In fact a large, lifesize portrait of Lord Cowdray, Dunecht House’s previous owner, hangs in the dining room of Logie House. “We wanted a mix of antiques and modern furniture, and not to re-create the house exactly as it was, because it would need to fit a modern lifestyle,” says Tim. With this in mind the couple bought new sofas and upstairs in the eight bedrooms, guests will find new beds sitting comfortably next to antique wardrobes.

The layout of the main house comprises of eight rooms, six of which are doubles, one twin and one four bunkbed dormitory, ideal for children. The master bedroom, playfully named Laird and Lady Erbe, suits its title as it boasts its own dressing room and luxurious en suite with an 8ft freestanding bath, shower, twin sinks and toilet. The additional rooms have names such as Earl and Countess of Mar, Chancellor of Scotland, which has a circular bed, and Earl and Countess of Grouch. The overall feel of the house is a nod towards its location and past, but without being oppressive or twee.

It’s not just the bedroom names that are a reminder of the rich history of Logie Country House. It is also – apparently – home to a ghost, which can be heard walking around upstairs in the main house. “We think the ghost is of John Pirie, who was the gardener who was buried here in 1817. He is friendly and not at all scary – the kids have even named him JoJo,” laughs Tim. “His movements are pretty consistent – footsteps upstairs when no-one is there.”

It’s no surprise JoJo has chosen this property to haunt. After all, who wouldn’t want to spend time here? There’s a fully equipped Mark Wilkinson kitchen waiting to be used by aspiring chefs. It’s kitted out with Miele dual dishwashers, a wine fridge, induction hobs, a steam oven, coffee machine, fridge freezer and four-oven Aga.

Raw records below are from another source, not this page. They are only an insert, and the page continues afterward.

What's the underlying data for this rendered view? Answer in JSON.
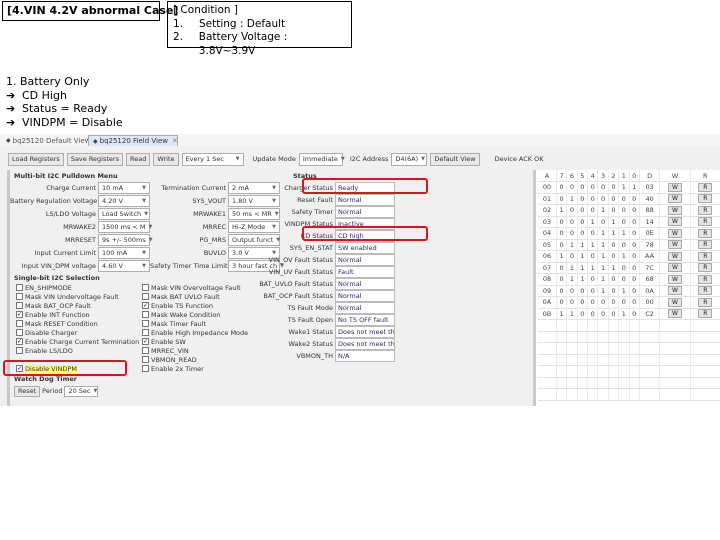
{
  "case_title": "[4.VIN 4.2V abnormal Case]",
  "condition": {
    "heading": "[ Condition ]",
    "items": [
      {
        "num": "1.",
        "text": "Setting : Default"
      },
      {
        "num": "2.",
        "text": "Battery Voltage : 3.8V~3.9V"
      }
    ]
  },
  "notes": {
    "line1": "1. Battery Only",
    "arrows": [
      "CD High",
      "Status = Ready",
      "VINDPM = Disable"
    ],
    "arrow_glyph": "➔"
  },
  "tabs": [
    {
      "label": "bq25120 Default View",
      "active": false
    },
    {
      "label": "bq25120 Field View",
      "active": true,
      "close": "✕"
    }
  ],
  "toolbar": {
    "load": "Load Registers",
    "save": "Save Registers",
    "read": "Read",
    "write": "Write",
    "interval": "Every 1 Sec",
    "update_mode_label": "Update Mode",
    "update_mode": "Immediate",
    "i2c_label": "I2C Address",
    "i2c_value": "D4(6A)",
    "default_view": "Default View",
    "ack": "Device ACK OK"
  },
  "multibit": {
    "title": "Multi-bit I2C Pulldown Menu",
    "left": [
      {
        "label": "Charge Current",
        "value": "10 mA"
      },
      {
        "label": "Battery Regulation Voltage",
        "value": "4.20 V"
      },
      {
        "label": "LS/LDO Voltage",
        "value": "Load Switch"
      },
      {
        "label": "MRWAKE2",
        "value": "1500 ms < M"
      },
      {
        "label": "MRRESET",
        "value": "9s +/- 500ms"
      },
      {
        "label": "Input Current Limit",
        "value": "100 mA"
      },
      {
        "label": "Input VIN_DPM voltage",
        "value": "4.60 V"
      }
    ],
    "right": [
      {
        "label": "Termination Current",
        "value": "2 mA"
      },
      {
        "label": "SYS_VOUT",
        "value": "1.80 V"
      },
      {
        "label": "MRWAKE1",
        "value": "50 ms < MR"
      },
      {
        "label": "MRREC",
        "value": "Hi-Z Mode"
      },
      {
        "label": "PG_MRS",
        "value": "Output funct"
      },
      {
        "label": "BUVLO",
        "value": "3.0 V"
      },
      {
        "label": "Safety Timer Time Limit",
        "value": "3 hour fast ch"
      }
    ]
  },
  "singlebit": {
    "title": "Single-bit I2C Selection",
    "left": [
      {
        "label": "EN_SHIPMODE",
        "checked": false
      },
      {
        "label": "Mask VIN Undervoltage Fault",
        "checked": false
      },
      {
        "label": "Mask BAT_OCP Fault",
        "checked": false
      },
      {
        "label": "Enable INT Function",
        "checked": true
      },
      {
        "label": "Mask RESET Condition",
        "checked": false
      },
      {
        "label": "Disable Charger",
        "checked": false
      },
      {
        "label": "Enable Charge Current Termination",
        "checked": true
      },
      {
        "label": "Enable LS/LDO",
        "checked": false
      },
      {
        "label": "Disable VINDPM",
        "checked": true,
        "highlight": true
      }
    ],
    "right": [
      {
        "label": "Mask VIN Overvoltage Fault",
        "checked": false
      },
      {
        "label": "Mask BAT UVLO Fault",
        "checked": false
      },
      {
        "label": "Enable TS Function",
        "checked": true
      },
      {
        "label": "Mask Wake Condition",
        "checked": false
      },
      {
        "label": "Mask Timer Fault",
        "checked": false
      },
      {
        "label": "Enable High Impedance Mode",
        "checked": false
      },
      {
        "label": "Enable SW",
        "checked": true
      },
      {
        "label": "MRREC_VIN",
        "checked": false
      },
      {
        "label": "VBMON_READ",
        "checked": false
      },
      {
        "label": "Enable 2x Timer",
        "checked": false
      }
    ],
    "check_glyph": "✓"
  },
  "watchdog": {
    "title": "Watch Dog Timer",
    "reset": "Reset",
    "period_label": "Period",
    "period_value": "20 Sec"
  },
  "status": {
    "title": "Status",
    "rows": [
      {
        "label": "Charger Status",
        "value": "Ready",
        "highlight": true
      },
      {
        "label": "Reset Fault",
        "value": "Normal"
      },
      {
        "label": "Safety Timer",
        "value": "Normal"
      },
      {
        "label": "VINDPM Status",
        "value": "Inactive"
      },
      {
        "label": "CD Status",
        "value": "CD high",
        "highlight": true
      },
      {
        "label": "SYS_EN_STAT",
        "value": "SW enabled"
      },
      {
        "label": "VIN_OV Fault Status",
        "value": "Normal"
      },
      {
        "label": "VIN_UV Fault Status",
        "value": "Fault"
      },
      {
        "label": "BAT_UVLO Fault Status",
        "value": "Normal"
      },
      {
        "label": "BAT_OCP Fault Status",
        "value": "Normal"
      },
      {
        "label": "TS Fault Mode",
        "value": "Normal"
      },
      {
        "label": "TS Fault Open",
        "value": "No TS OFF fault"
      },
      {
        "label": "Wake1 Status",
        "value": "Does not meet the"
      },
      {
        "label": "Wake2 Status",
        "value": "Does not meet the"
      },
      {
        "label": "VBMON_TH",
        "value": "N/A"
      }
    ]
  },
  "registers": {
    "headers": [
      "A",
      "7",
      "6",
      "5",
      "4",
      "3",
      "2",
      "1",
      "0",
      "D",
      "W",
      "R"
    ],
    "rows": [
      {
        "addr": "00",
        "bits": [
          "0",
          "0",
          "0",
          "0",
          "0",
          "0",
          "1",
          "1"
        ],
        "data": "03"
      },
      {
        "addr": "01",
        "bits": [
          "0",
          "1",
          "0",
          "0",
          "0",
          "0",
          "0",
          "0"
        ],
        "data": "40"
      },
      {
        "addr": "02",
        "bits": [
          "1",
          "0",
          "0",
          "0",
          "1",
          "0",
          "0",
          "0"
        ],
        "data": "88"
      },
      {
        "addr": "03",
        "bits": [
          "0",
          "0",
          "0",
          "1",
          "0",
          "1",
          "0",
          "0"
        ],
        "data": "14"
      },
      {
        "addr": "04",
        "bits": [
          "0",
          "0",
          "0",
          "0",
          "1",
          "1",
          "1",
          "0"
        ],
        "data": "0E"
      },
      {
        "addr": "05",
        "bits": [
          "0",
          "1",
          "1",
          "1",
          "1",
          "0",
          "0",
          "0"
        ],
        "data": "78"
      },
      {
        "addr": "06",
        "bits": [
          "1",
          "0",
          "1",
          "0",
          "1",
          "0",
          "1",
          "0"
        ],
        "data": "AA"
      },
      {
        "addr": "07",
        "bits": [
          "0",
          "1",
          "1",
          "1",
          "1",
          "1",
          "0",
          "0"
        ],
        "data": "7C"
      },
      {
        "addr": "08",
        "bits": [
          "0",
          "1",
          "1",
          "0",
          "1",
          "0",
          "0",
          "0"
        ],
        "data": "68"
      },
      {
        "addr": "09",
        "bits": [
          "0",
          "0",
          "0",
          "0",
          "1",
          "0",
          "1",
          "0"
        ],
        "data": "0A"
      },
      {
        "addr": "0A",
        "bits": [
          "0",
          "0",
          "0",
          "0",
          "0",
          "0",
          "0",
          "0"
        ],
        "data": "00"
      },
      {
        "addr": "0B",
        "bits": [
          "1",
          "1",
          "0",
          "0",
          "0",
          "0",
          "1",
          "0"
        ],
        "data": "C2"
      }
    ],
    "write_label": "W",
    "read_label": "R"
  },
  "colors": {
    "highlight_red": "#d9161e",
    "highlight_yellow": "#ffff66"
  }
}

If relaxation is more your thing then make some popcorn and head to the cinema room, which features a 70in HD TV, Blueray player, surround-sound and Sky+ HD. Rather enjoy some exercise? Take a swim in the indoor nine metre infinity pool or chill out in one of the two large Canadian outdoor spas or Jacuzzis. The old game store is now a gym with a cross trainer, rowing machine, spin bike, Powerplate and incline trainer.

The self-contained guest wing is similarly decorated to complement the main house and is joined to it via the old tower. This five-bedroom wing can be rented as part of the whole house or separately for smaller parties and consists of four doubles, one en suite, a twin room, large lounge with inglenook fireplace and spacious kitchen that will easily seat ten. The little luxuries continue here with DVD players, Apple TVs, Xbox 360, a Wii player, iPod docking stations and wi-fi throughout.

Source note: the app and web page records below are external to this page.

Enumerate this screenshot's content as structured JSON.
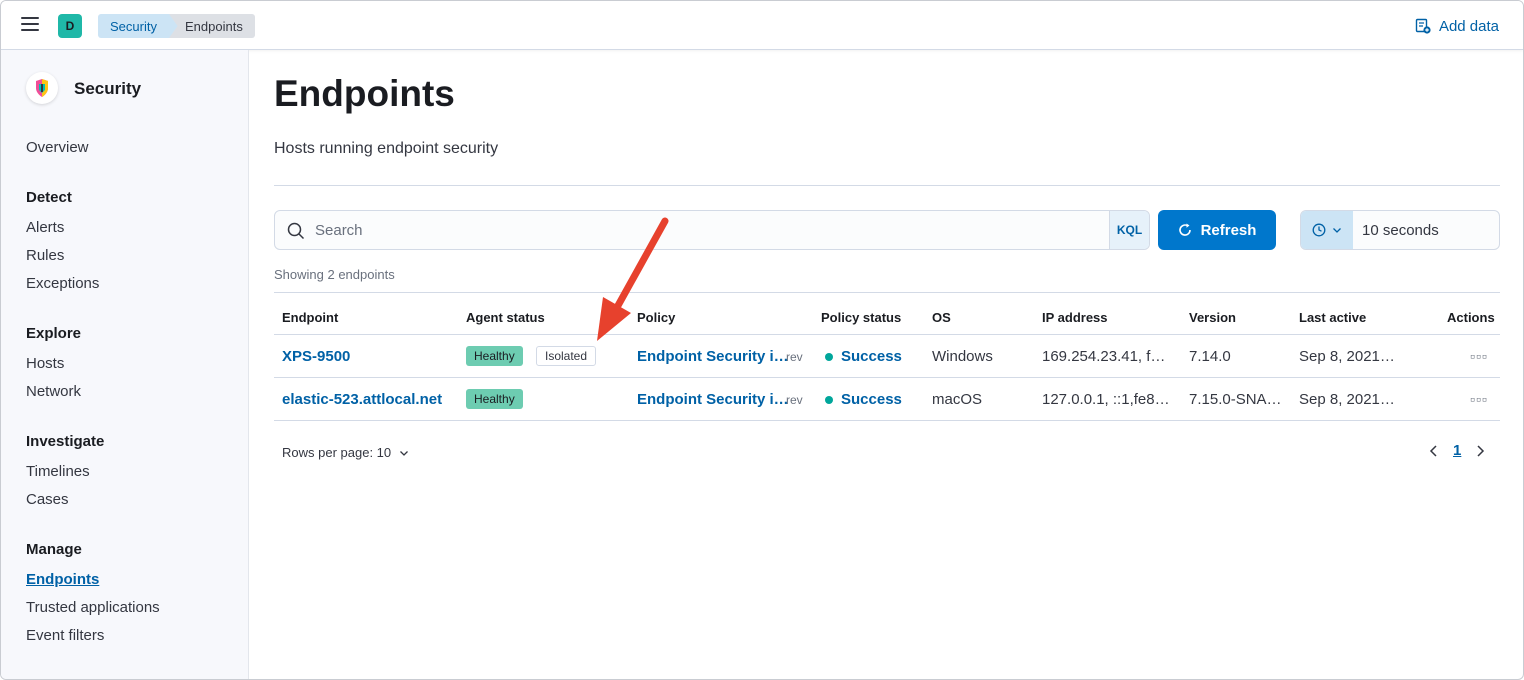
{
  "header": {
    "space_initial": "D",
    "breadcrumbs": [
      "Security",
      "Endpoints"
    ],
    "add_data_label": "Add data"
  },
  "sidebar": {
    "title": "Security",
    "overview": "Overview",
    "groups": [
      {
        "label": "Detect",
        "items": [
          "Alerts",
          "Rules",
          "Exceptions"
        ]
      },
      {
        "label": "Explore",
        "items": [
          "Hosts",
          "Network"
        ]
      },
      {
        "label": "Investigate",
        "items": [
          "Timelines",
          "Cases"
        ]
      },
      {
        "label": "Manage",
        "items": [
          "Endpoints",
          "Trusted applications",
          "Event filters"
        ]
      }
    ],
    "active_item": "Endpoints"
  },
  "main": {
    "title": "Endpoints",
    "description": "Hosts running endpoint security",
    "search": {
      "placeholder": "Search",
      "kql_label": "KQL"
    },
    "refresh_label": "Refresh",
    "refresh_interval": "10 seconds",
    "showing_text": "Showing 2 endpoints",
    "table": {
      "columns": [
        "Endpoint",
        "Agent status",
        "Policy",
        "Policy status",
        "OS",
        "IP address",
        "Version",
        "Last active",
        "Actions"
      ],
      "rows": [
        {
          "endpoint": "XPS-9500",
          "agent_status": "Healthy",
          "isolation": "Isolated",
          "policy": "Endpoint Security i…",
          "rev": "rev",
          "policy_status": "Success",
          "os": "Windows",
          "ip": "169.254.23.41, f…",
          "version": "7.14.0",
          "last_active": "Sep 8, 2021…",
          "actions": "▫▫▫"
        },
        {
          "endpoint": "elastic-523.attlocal.net",
          "agent_status": "Healthy",
          "isolation": "",
          "policy": "Endpoint Security i…",
          "rev": "rev",
          "policy_status": "Success",
          "os": "macOS",
          "ip": "127.0.0.1, ::1,fe8…",
          "version": "7.15.0-SNA…",
          "last_active": "Sep 8, 2021…",
          "actions": "▫▫▫"
        }
      ]
    },
    "rows_per_page": "Rows per page: 10",
    "current_page": "1"
  },
  "colors": {
    "primary": "#0077cc",
    "link": "#0061a6",
    "healthy_badge": "#6dccb1",
    "success_dot": "#00a69b",
    "annotation_arrow": "#e7412d"
  }
}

Both the main house and guest wing are wired for sound in some rooms via iPhone controllable speakers. It is these thoughtful, modern touches that take Logie Country House from a relaxing holiday home to five star, luxury retreat. Tim is always looking for new ways to update the house: “Just now the house is eco-friendly as it is heated by a log burning boiler that uses timber from the grounds but I’d love it to one day be hydroelectric,” he says.

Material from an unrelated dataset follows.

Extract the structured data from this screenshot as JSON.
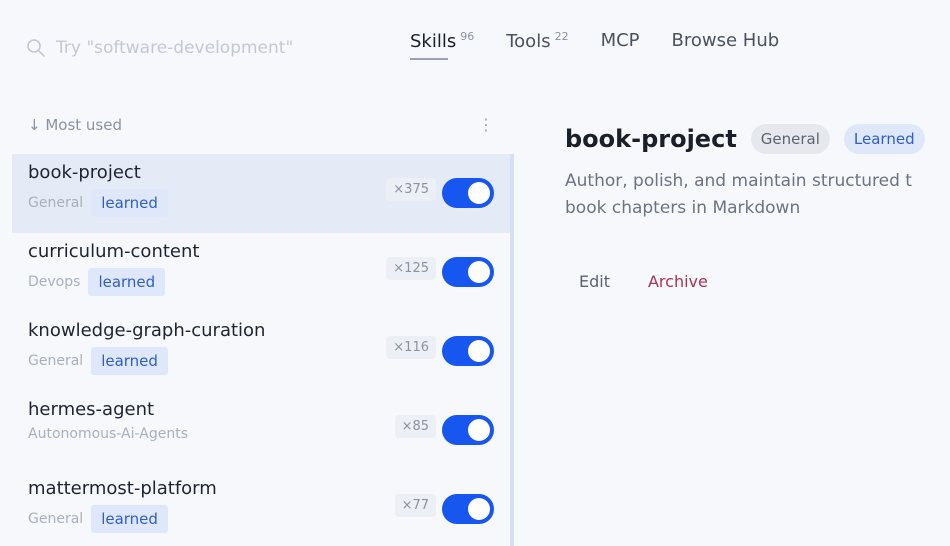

The house now sits in 140 acres that include woodland filled with wild flowers. Three Pictish standing stones can be found here, having been moved to the grounds in the 1800s and are listed as an ancient monument. There is also a small orchard and private island that is perfect for fishing and picnics.

“I love Logie,” says Stef. “It’s been a real labour of love for both Tim and I. For months, our lives consisted of doing the annoying little jobs that everyone hates, like hanging light fixtures and putting up curtains. It was a lot of work but I wouldn’t change a thing. Doing up a place as big as Logie and doing it well is very satisfying because we’ve put so much of ourselves into the house, I believe it’s what sets it apart from many other venues. It’s more personal.”

It is hard to imagine the scale of work undertaken to transform Logie Country House, but thanks to the Erbes’ love of a challenge it can now be enjoyed in total luxury and comfort.

• For more details, availability and booking Logie Country House, tel: 0845 094 2424 or visit www.logiecountry